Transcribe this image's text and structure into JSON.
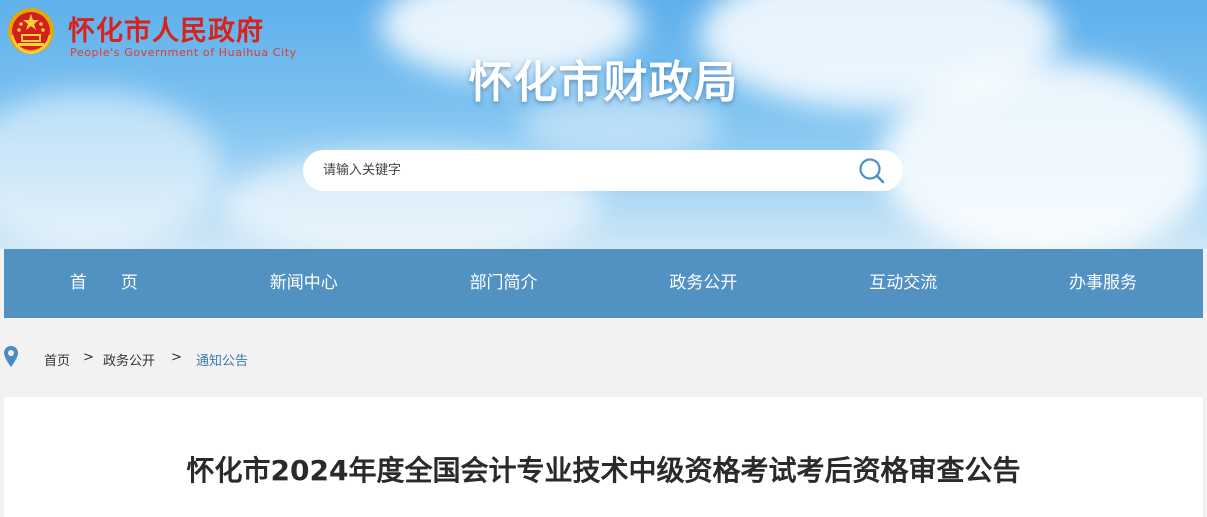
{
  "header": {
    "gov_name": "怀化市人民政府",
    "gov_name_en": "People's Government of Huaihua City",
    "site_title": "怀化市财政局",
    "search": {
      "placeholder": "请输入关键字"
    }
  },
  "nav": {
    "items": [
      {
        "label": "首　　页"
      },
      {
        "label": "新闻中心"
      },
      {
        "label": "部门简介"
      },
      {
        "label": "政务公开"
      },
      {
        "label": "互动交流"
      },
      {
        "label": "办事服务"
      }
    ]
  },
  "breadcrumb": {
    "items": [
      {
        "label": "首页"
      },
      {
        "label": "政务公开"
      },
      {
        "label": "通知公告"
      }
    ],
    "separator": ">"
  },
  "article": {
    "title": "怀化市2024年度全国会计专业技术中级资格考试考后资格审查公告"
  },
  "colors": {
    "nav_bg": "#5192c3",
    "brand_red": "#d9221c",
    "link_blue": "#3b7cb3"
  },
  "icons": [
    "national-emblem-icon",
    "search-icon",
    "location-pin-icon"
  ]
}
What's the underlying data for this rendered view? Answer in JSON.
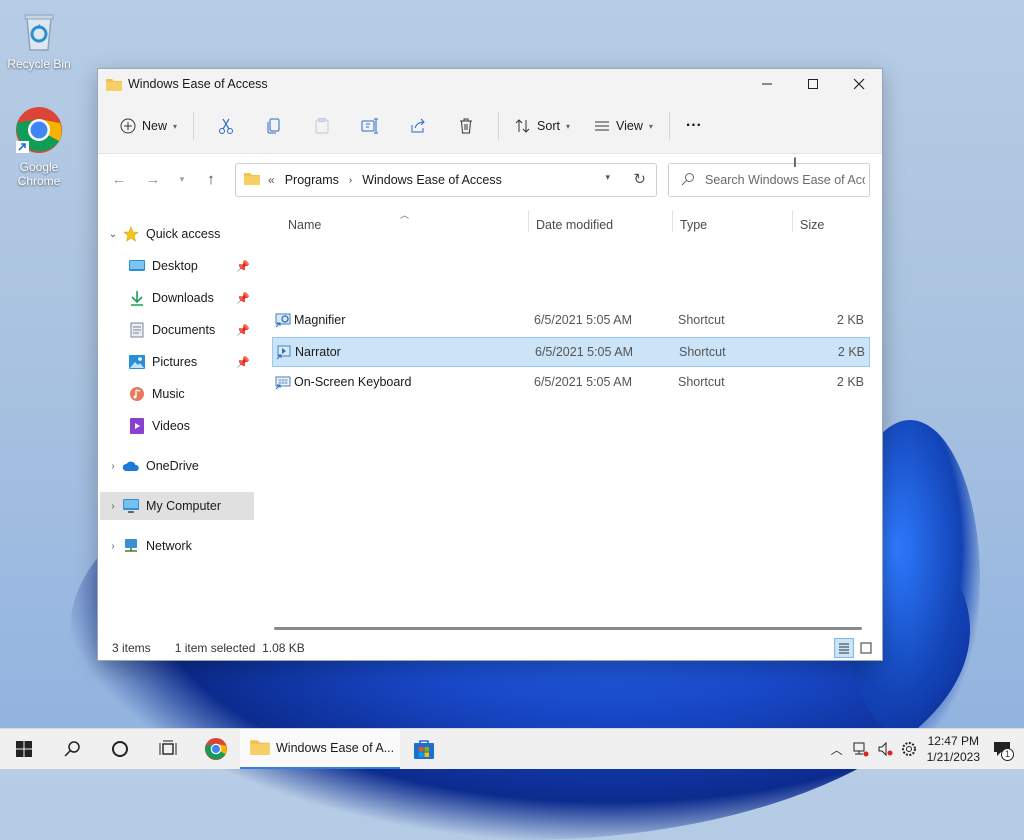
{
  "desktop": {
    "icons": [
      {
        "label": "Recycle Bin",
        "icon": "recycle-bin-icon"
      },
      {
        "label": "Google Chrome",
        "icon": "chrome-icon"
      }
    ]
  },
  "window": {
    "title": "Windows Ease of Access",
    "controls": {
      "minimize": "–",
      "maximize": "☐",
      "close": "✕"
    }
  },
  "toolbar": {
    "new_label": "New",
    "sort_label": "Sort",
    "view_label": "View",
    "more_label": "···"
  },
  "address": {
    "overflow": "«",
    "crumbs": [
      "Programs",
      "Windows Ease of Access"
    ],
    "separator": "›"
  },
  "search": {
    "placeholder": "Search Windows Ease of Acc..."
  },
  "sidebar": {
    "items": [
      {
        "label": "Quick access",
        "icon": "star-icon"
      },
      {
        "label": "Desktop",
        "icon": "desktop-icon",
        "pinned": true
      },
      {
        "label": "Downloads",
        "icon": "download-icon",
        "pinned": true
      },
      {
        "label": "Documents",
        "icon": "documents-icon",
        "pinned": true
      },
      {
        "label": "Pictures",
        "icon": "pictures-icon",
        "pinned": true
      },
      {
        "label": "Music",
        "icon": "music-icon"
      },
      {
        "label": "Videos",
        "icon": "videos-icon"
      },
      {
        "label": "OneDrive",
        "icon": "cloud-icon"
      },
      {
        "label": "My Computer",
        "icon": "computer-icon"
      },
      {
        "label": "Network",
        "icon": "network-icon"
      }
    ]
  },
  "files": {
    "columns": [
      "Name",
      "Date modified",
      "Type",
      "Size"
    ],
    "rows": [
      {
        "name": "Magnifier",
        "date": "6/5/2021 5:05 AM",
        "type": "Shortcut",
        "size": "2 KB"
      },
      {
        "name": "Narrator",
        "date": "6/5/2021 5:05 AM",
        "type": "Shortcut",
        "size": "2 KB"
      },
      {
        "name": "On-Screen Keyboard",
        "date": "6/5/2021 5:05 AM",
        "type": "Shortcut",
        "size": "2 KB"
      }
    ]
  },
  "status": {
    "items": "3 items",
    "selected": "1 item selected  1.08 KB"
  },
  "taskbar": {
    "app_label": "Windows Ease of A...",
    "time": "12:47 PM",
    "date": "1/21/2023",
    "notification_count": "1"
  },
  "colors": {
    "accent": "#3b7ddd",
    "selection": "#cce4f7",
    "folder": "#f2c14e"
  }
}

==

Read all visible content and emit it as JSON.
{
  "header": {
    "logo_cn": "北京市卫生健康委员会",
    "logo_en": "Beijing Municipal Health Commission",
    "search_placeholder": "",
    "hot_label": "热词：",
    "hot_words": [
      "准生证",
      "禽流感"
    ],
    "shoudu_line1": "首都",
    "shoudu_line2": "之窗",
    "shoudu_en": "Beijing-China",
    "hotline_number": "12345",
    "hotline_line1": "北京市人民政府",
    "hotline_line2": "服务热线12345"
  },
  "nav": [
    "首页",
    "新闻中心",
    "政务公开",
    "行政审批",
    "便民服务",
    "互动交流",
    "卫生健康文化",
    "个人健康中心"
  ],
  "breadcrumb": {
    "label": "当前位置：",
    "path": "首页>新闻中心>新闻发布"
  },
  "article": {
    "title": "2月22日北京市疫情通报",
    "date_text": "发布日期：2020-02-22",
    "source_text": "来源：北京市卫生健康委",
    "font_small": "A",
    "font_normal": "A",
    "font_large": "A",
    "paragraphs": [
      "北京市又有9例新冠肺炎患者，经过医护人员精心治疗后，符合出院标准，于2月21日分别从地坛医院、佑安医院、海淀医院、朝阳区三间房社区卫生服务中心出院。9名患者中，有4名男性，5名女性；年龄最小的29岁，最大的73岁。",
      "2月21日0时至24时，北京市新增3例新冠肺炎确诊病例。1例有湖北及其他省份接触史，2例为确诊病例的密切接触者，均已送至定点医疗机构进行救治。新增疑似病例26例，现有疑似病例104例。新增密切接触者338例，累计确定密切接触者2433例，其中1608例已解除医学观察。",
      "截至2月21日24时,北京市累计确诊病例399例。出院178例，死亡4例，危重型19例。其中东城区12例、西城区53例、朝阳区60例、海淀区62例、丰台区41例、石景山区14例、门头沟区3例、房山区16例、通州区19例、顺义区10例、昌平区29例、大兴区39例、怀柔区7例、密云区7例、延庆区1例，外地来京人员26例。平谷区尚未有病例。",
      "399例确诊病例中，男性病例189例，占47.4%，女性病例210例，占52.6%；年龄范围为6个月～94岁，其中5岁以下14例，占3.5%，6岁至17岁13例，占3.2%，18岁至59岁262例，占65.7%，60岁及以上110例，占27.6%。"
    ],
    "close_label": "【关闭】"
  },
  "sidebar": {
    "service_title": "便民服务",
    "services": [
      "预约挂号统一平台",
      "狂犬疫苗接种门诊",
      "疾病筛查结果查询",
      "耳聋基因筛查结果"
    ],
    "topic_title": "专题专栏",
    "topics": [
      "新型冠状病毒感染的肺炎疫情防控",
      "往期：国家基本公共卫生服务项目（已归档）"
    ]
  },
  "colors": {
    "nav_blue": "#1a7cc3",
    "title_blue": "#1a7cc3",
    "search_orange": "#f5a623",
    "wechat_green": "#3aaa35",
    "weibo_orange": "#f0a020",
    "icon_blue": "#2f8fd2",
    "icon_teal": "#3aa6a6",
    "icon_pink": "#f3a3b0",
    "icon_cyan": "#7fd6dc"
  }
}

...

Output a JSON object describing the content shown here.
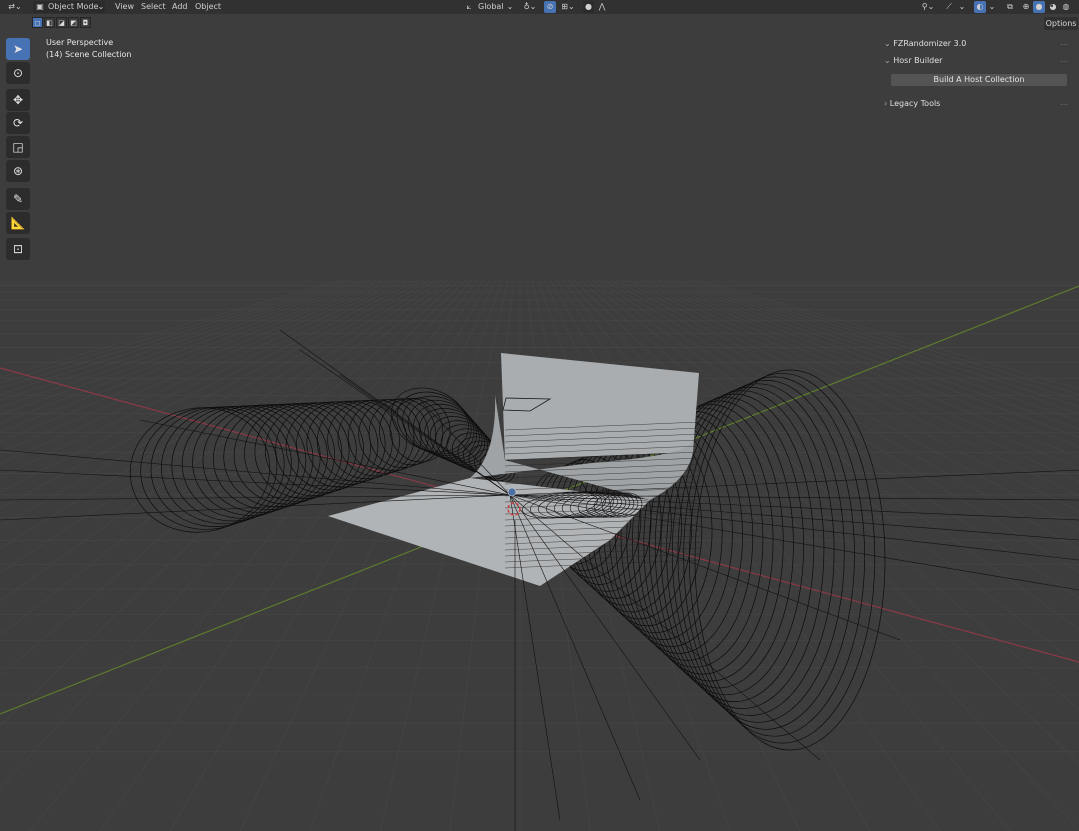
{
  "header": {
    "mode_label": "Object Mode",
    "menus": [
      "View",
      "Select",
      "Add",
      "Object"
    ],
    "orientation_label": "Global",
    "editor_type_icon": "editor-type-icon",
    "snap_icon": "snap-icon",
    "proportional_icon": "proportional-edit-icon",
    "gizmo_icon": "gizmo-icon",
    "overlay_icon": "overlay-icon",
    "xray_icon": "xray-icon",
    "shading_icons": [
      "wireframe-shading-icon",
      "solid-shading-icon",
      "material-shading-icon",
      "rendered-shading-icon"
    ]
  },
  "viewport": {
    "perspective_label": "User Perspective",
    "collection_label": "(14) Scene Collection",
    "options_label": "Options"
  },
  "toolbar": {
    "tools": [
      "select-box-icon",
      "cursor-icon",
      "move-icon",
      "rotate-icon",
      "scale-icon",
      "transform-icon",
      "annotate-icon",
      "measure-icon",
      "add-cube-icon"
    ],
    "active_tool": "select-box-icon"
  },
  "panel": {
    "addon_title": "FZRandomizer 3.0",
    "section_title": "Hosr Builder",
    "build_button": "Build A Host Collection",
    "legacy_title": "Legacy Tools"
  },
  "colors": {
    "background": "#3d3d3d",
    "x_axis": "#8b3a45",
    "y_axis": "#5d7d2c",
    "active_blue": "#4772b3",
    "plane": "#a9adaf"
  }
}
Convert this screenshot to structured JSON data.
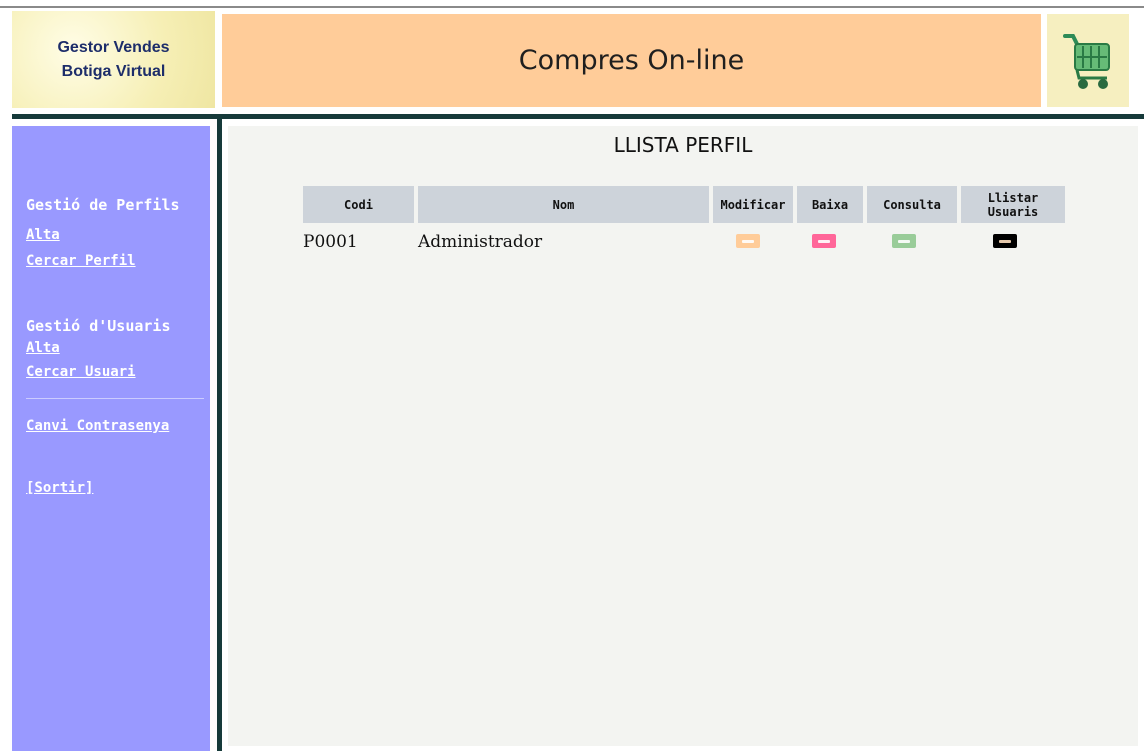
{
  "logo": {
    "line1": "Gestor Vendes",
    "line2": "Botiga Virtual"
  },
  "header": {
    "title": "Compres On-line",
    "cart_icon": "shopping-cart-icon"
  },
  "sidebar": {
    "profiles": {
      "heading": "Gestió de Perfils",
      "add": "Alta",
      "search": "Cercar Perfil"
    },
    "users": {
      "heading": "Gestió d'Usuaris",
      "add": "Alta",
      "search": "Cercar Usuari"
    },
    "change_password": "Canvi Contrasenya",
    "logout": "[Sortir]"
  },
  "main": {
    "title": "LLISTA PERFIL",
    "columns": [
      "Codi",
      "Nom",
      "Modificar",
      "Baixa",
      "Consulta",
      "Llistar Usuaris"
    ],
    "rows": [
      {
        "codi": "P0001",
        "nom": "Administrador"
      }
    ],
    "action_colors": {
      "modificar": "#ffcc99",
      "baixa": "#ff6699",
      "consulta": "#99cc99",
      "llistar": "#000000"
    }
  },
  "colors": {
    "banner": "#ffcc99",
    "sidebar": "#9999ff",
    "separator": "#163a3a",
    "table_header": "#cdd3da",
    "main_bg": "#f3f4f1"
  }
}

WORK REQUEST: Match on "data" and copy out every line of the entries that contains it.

EXERCISE ANSWER:
What's the underlying data for this rendered view? Answer in JSON.
Convert this screenshot to structured JSON data.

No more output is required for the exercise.